So there’s this stitching machine sent down to Brooklyn from angels? Let me get this straight. Adam Sandler is a shoe repairman in New York. Max Simkin. He’s all shy and withdrawn. He discovers the spaghetti Jesus stitching machine in his store’s basement and finds out that when he works on a pair of shoes with that machine, the shoes turn magical, allowing Simkin to become the person who owned those shoes. So, Simkin, a schlubby shoe man with a pickle habit, can be a teenage boy or even a corpse if he wears their shoes after repairing them?
To clear this up, we get a montage of stitching shoes and becoming other people. He becomes a larger cross-dresser, a thin African American man, a Latino with a goatee and forehead tattoos, and of course, Method Man. Bong bong. A series of poor New Yorker actors who can’t be on Law & Order anymore have to look wide-eyed in disbelief for Sandler’s weird little identity crisis.

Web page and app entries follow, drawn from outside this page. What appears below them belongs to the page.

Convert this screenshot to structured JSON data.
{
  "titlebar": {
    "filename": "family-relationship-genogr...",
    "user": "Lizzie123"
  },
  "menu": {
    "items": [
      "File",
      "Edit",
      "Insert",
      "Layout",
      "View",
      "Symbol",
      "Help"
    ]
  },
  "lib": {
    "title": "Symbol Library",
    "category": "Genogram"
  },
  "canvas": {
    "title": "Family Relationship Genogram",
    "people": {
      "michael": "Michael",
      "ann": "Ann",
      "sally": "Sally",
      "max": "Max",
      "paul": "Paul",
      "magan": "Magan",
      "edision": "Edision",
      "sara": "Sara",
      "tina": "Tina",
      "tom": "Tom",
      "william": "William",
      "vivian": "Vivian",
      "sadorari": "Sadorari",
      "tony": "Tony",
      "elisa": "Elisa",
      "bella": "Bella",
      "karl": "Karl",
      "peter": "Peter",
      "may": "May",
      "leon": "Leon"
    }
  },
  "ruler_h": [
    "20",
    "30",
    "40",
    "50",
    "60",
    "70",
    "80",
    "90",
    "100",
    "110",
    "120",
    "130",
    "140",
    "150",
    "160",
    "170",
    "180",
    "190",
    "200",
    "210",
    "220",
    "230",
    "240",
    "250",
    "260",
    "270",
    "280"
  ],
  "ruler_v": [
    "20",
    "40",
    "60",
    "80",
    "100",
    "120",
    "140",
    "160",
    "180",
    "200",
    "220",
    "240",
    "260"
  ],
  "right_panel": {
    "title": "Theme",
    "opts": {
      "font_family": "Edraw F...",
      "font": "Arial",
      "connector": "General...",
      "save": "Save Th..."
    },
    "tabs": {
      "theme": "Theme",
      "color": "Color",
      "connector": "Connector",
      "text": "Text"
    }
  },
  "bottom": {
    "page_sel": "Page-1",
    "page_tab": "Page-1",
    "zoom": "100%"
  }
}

And he uses the stitcher to skip on bills and incidentally save his neighborhood?
Well, there have probably been more foolish ideas for a movie.
But not many.

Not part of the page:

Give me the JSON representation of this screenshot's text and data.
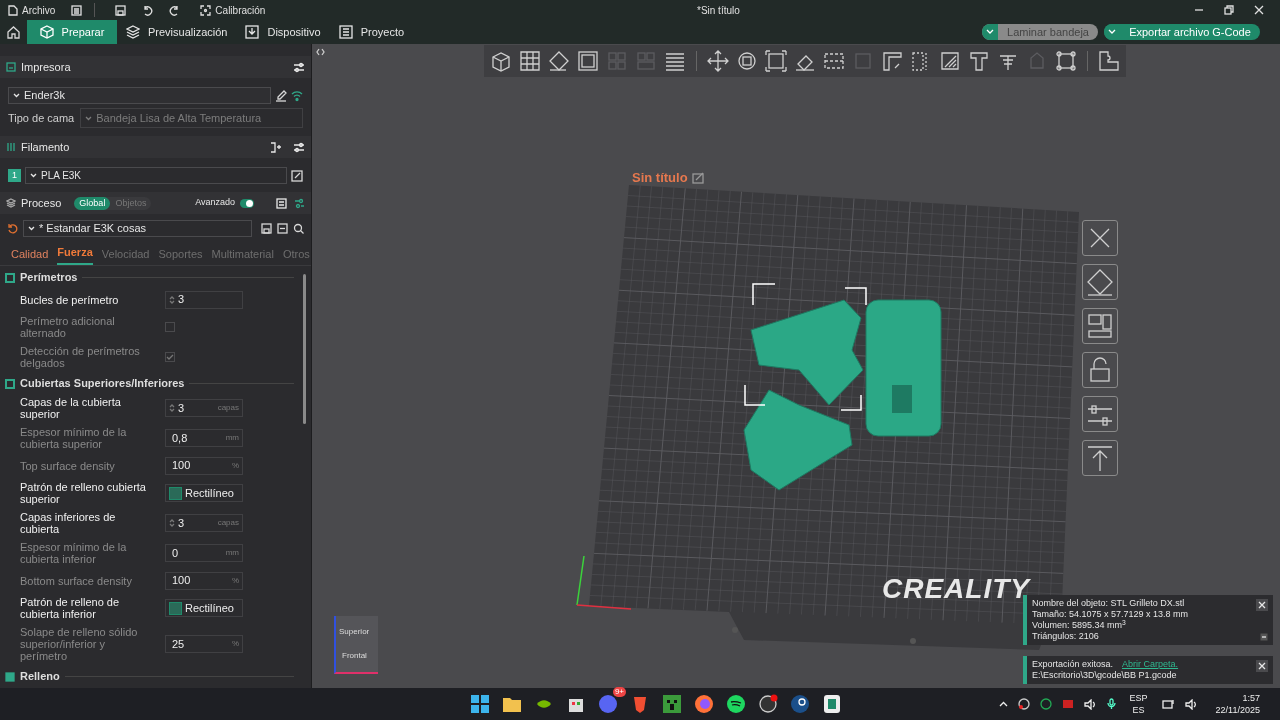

The Cobbler is truly it: Adam Sandler’s biggest flop and most embarrassing movie. Somewhere, Going Overboard is sighing with relief; it’s just that cruddy. Loaded with good intentions, and executed with bad choices, Cobbler has clear trouble finding footing as it veers from socially serious New York story to goofy magic story to a no-bull superhero premise.

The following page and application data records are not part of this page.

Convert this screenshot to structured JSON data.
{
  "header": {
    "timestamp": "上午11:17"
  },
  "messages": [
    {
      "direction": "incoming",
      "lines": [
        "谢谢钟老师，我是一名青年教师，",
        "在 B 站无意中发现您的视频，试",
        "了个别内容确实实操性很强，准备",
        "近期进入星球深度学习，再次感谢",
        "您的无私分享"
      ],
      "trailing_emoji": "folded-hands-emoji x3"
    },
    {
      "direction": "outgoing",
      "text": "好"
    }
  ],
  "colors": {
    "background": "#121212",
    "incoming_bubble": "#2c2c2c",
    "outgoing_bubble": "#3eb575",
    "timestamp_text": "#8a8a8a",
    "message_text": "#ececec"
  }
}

There’s something resembling a cute idea in here, about a magic shoe stitcher. Jeez, given Tom McCarthy’s contributions to the script of Up, maybe this would’ve been best suited for animation, a sort of modern fairytale in the city. But holy crap does McCarthy stitch this thing together something awful. The Cobbler continually makes one ask the same question: What is the point of this movie? Is it a modern Yiddish fable? Comedic fantasy? Sandler vs. those scumbag landlords? I don’t know, but more importantly, I just don’t care. Or rather, The Cobbler fails to make us care. If anything, it’s impressive in that it gets progressively worse.
In fact, this is just the script from You Don’t Mess with the Zohan, but a sad bastard version. Sandler’s Simkin is bland, never truly thrust into good deeds or action. He’s just having a laugh as different types while almost taking on a real estate company by happenstance. At least Zohan had the nerve to shtup old ladies in Brooklyn. That’s kind of funny! Here, Sandler goes for passive amazement at a very specific gimmick.
The whole premise is a logistical, ethical minefield. What happens when he become Dan Stevens and walks in on a naked lady? Or when he becomes a cross-dresser and plays with newly developed naughty bits? I’m saying Sandler plays with a transexual’s crotch. What a great laugh, Sandler.
What you may care about is the amount of popular TV show regulars that show up in here. Oh look, The Yellow King from True Detective is a hired goon. Hey, the pregnant inmate from Orange Is the New Black shows up. Grizz! From 30 Rock! It’s been a while!
Sorry, this star-spotting was a needed distraction while watching The Cobbler.
The Cobbler’s so bad that Sandler may do some serious soul-searching (after his next $20 million paycheck). It’s so bad that you actually start to feel pity for everyone involved, because they likely believed in the premise. It’s so bad that you’ll look back at Blended and Jack and Jill and beg for that Sandler to come back. It’s so bad that you’ll be willing to actually call Comcast and ask for your money back. It’s so bad that … it’ll actually make you dislike shoes.